This exercise needs all of the entries set down again, exactly as they read.

* **Page and application data records**:
● ● ●

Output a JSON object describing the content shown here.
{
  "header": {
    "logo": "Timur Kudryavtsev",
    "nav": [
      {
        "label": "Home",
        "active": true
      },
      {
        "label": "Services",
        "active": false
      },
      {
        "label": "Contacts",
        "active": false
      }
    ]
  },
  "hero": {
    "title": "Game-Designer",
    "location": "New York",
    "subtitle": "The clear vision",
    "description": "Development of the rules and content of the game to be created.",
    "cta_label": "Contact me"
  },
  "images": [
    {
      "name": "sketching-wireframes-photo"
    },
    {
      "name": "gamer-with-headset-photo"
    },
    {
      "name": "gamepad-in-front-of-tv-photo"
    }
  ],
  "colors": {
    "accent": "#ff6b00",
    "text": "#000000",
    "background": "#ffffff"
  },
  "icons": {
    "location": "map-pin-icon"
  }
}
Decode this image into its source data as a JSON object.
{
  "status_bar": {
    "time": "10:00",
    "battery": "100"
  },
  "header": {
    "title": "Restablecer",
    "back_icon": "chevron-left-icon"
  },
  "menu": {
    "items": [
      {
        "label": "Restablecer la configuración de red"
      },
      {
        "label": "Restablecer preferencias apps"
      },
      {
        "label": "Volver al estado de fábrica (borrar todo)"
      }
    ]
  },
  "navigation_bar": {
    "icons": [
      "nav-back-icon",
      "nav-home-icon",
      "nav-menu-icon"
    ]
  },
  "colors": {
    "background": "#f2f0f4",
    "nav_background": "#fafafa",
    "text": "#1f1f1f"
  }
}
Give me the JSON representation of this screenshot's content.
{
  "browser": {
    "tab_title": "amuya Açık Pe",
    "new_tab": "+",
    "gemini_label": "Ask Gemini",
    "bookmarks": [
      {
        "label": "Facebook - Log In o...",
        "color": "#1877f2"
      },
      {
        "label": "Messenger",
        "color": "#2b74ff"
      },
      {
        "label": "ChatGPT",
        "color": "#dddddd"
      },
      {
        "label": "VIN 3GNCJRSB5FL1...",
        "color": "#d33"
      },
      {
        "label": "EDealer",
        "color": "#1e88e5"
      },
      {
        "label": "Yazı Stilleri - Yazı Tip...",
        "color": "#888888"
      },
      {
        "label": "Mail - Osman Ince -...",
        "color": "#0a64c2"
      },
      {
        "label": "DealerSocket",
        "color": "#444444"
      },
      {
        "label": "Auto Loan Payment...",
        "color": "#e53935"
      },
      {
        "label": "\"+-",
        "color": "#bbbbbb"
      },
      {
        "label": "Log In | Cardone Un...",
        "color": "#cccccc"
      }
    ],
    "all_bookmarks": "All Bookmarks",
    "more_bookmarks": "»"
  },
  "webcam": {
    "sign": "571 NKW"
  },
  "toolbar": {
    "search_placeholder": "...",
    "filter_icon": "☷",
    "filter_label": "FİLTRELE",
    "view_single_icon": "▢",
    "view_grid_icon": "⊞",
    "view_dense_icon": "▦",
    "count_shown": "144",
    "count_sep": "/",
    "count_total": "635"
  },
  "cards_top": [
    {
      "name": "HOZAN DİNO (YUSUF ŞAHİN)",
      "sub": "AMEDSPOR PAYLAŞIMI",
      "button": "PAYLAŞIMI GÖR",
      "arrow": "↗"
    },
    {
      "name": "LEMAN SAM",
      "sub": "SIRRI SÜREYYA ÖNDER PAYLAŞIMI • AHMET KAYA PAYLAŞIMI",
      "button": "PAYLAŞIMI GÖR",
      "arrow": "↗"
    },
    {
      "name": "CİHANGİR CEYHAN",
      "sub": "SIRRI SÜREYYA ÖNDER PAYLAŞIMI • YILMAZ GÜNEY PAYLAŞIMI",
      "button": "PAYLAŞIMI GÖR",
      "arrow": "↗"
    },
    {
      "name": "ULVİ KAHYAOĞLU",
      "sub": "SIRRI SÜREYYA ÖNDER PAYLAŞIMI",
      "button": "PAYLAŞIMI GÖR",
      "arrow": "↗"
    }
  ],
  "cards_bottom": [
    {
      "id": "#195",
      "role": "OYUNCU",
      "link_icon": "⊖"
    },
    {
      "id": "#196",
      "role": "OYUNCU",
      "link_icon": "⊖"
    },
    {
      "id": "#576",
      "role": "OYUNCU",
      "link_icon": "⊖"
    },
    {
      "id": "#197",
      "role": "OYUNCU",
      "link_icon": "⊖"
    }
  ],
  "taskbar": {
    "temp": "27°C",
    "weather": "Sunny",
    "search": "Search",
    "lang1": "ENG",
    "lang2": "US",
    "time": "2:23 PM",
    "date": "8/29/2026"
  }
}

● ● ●

* **Answer to this problem**:
Output a JSON object describing the content shown here.
{
  "header": {
    "logo": "Timur Kudryavtsev",
    "nav": [
      {
        "label": "Home",
        "active": true
      },
      {
        "label": "Services",
        "active": false
      },
      {
        "label": "Contacts",
        "active": false
      }
    ]
  },
  "hero": {
    "title": "Game-Designer",
    "location": "New York",
    "subtitle": "The clear vision",
    "description": "Development of the rules and content of the game to be created.",
    "cta_label": "Contact me"
  },
  "images": [
    {
      "name": "sketching-wireframes-photo"
    },
    {
      "name": "gamer-with-headset-photo"
    },
    {
      "name": "gamepad-in-front-of-tv-photo"
    }
  ],
  "colors": {
    "accent": "#ff6b00",
    "text": "#000000",
    "background": "#ffffff"
  },
  "icons": {
    "location": "map-pin-icon"
  }
}
Decode this image into its source data as a JSON object.
{
  "status_bar": {
    "time": "10:00",
    "battery": "100"
  },
  "header": {
    "title": "Restablecer",
    "back_icon": "chevron-left-icon"
  },
  "menu": {
    "items": [
      {
        "label": "Restablecer la configuración de red"
      },
      {
        "label": "Restablecer preferencias apps"
      },
      {
        "label": "Volver al estado de fábrica (borrar todo)"
      }
    ]
  },
  "navigation_bar": {
    "icons": [
      "nav-back-icon",
      "nav-home-icon",
      "nav-menu-icon"
    ]
  },
  "colors": {
    "background": "#f2f0f4",
    "nav_background": "#fafafa",
    "text": "#1f1f1f"
  }
}
Give me the JSON representation of this screenshot's content.
{
  "browser": {
    "tab_title": "amuya Açık Pe",
    "new_tab": "+",
    "gemini_label": "Ask Gemini",
    "bookmarks": [
      {
        "label": "Facebook - Log In o...",
        "color": "#1877f2"
      },
      {
        "label": "Messenger",
        "color": "#2b74ff"
      },
      {
        "label": "ChatGPT",
        "color": "#dddddd"
      },
      {
        "label": "VIN 3GNCJRSB5FL1...",
        "color": "#d33"
      },
      {
        "label": "EDealer",
        "color": "#1e88e5"
      },
      {
        "label": "Yazı Stilleri - Yazı Tip...",
        "color": "#888888"
      },
      {
        "label": "Mail - Osman Ince -...",
        "color": "#0a64c2"
      },
      {
        "label": "DealerSocket",
        "color": "#444444"
      },
      {
        "label": "Auto Loan Payment...",
        "color": "#e53935"
      },
      {
        "label": "\"+-",
        "color": "#bbbbbb"
      },
      {
        "label": "Log In | Cardone Un...",
        "color": "#cccccc"
      }
    ],
    "all_bookmarks": "All Bookmarks",
    "more_bookmarks": "»"
  },
  "webcam": {
    "sign": "571 NKW"
  },
  "toolbar": {
    "search_placeholder": "...",
    "filter_icon": "☷",
    "filter_label": "FİLTRELE",
    "view_single_icon": "▢",
    "view_grid_icon": "⊞",
    "view_dense_icon": "▦",
    "count_shown": "144",
    "count_sep": "/",
    "count_total": "635"
  },
  "cards_top": [
    {
      "name": "HOZAN DİNO (YUSUF ŞAHİN)",
      "sub": "AMEDSPOR PAYLAŞIMI",
      "button": "PAYLAŞIMI GÖR",
      "arrow": "↗"
    },
    {
      "name": "LEMAN SAM",
      "sub": "SIRRI SÜREYYA ÖNDER PAYLAŞIMI • AHMET KAYA PAYLAŞIMI",
      "button": "PAYLAŞIMI GÖR",
      "arrow": "↗"
    },
    {
      "name": "CİHANGİR CEYHAN",
      "sub": "SIRRI SÜREYYA ÖNDER PAYLAŞIMI • YILMAZ GÜNEY PAYLAŞIMI",
      "button": "PAYLAŞIMI GÖR",
      "arrow": "↗"
    },
    {
      "name": "ULVİ KAHYAOĞLU",
      "sub": "SIRRI SÜREYYA ÖNDER PAYLAŞIMI",
      "button": "PAYLAŞIMI GÖR",
      "arrow": "↗"
    }
  ],
  "cards_bottom": [
    {
      "id": "#195",
      "role": "OYUNCU",
      "link_icon": "⊖"
    },
    {
      "id": "#196",
      "role": "OYUNCU",
      "link_icon": "⊖"
    },
    {
      "id": "#576",
      "role": "OYUNCU",
      "link_icon": "⊖"
    },
    {
      "id": "#197",
      "role": "OYUNCU",
      "link_icon": "⊖"
    }
  ],
  "taskbar": {
    "temp": "27°C",
    "weather": "Sunny",
    "search": "Search",
    "lang1": "ENG",
    "lang2": "US",
    "time": "2:23 PM",
    "date": "8/29/2026"
  }
}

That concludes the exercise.